Records for processing
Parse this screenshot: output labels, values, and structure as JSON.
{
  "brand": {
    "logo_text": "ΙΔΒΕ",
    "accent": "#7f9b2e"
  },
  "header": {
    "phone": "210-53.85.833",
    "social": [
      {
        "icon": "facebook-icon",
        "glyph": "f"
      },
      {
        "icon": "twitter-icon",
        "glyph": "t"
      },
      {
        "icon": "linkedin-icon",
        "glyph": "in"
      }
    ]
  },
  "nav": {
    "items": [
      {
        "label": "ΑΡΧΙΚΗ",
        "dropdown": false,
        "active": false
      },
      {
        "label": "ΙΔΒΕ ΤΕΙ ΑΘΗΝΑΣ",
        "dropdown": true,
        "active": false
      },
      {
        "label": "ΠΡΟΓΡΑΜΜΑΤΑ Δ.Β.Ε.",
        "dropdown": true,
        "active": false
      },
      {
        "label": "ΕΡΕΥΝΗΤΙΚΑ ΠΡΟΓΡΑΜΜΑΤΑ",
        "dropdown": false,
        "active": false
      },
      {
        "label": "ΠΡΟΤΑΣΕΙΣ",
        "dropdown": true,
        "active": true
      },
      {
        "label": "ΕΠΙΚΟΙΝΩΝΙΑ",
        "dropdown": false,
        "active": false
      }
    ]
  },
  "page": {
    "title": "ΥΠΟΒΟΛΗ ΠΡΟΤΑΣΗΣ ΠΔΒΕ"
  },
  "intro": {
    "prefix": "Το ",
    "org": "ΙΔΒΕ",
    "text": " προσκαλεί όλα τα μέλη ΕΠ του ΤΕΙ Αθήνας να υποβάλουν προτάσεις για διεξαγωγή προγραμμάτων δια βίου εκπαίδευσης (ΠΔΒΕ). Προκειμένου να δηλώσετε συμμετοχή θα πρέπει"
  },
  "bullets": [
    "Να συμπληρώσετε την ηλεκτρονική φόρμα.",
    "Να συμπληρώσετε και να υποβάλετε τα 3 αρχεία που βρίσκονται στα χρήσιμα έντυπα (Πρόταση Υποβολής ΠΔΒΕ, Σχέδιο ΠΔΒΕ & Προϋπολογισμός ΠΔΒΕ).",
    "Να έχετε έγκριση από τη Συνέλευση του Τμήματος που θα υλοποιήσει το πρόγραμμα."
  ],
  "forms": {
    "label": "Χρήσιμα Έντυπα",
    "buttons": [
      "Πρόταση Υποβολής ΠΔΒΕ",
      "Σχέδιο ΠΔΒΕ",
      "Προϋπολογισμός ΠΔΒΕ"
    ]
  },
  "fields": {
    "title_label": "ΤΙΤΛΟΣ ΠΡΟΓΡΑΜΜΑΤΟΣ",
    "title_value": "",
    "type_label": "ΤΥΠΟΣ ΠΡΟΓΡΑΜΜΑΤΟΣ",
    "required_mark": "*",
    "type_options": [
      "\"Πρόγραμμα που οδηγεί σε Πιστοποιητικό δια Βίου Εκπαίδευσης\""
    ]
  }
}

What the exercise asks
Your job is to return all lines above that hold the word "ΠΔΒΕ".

Written solution
    "title": "ΥΠΟΒΟΛΗ ΠΡΟΤΑΣΗΣ ΠΔΒΕ"
    "text": " προσκαλεί όλα τα μέλη ΕΠ του ΤΕΙ Αθήνας να υποβάλουν προτάσεις για διεξαγωγή προγραμμάτων δια βίου εκπαίδευσης (ΠΔΒΕ). Προκειμένου να δηλώσετε συμμετοχή θα πρέπει"
    "Να συμπληρώσετε και να υποβάλετε τα 3 αρχεία που βρίσκονται στα χρήσιμα έντυπα (Πρόταση Υποβολής ΠΔΒΕ, Σχέδιο ΠΔΒΕ & Προϋπολογισμός ΠΔΒΕ).",
      "Πρόταση Υποβολής ΠΔΒΕ",
      "Σχέδιο ΠΔΒΕ",
      "Προϋπολογισμός ΠΔΒΕ"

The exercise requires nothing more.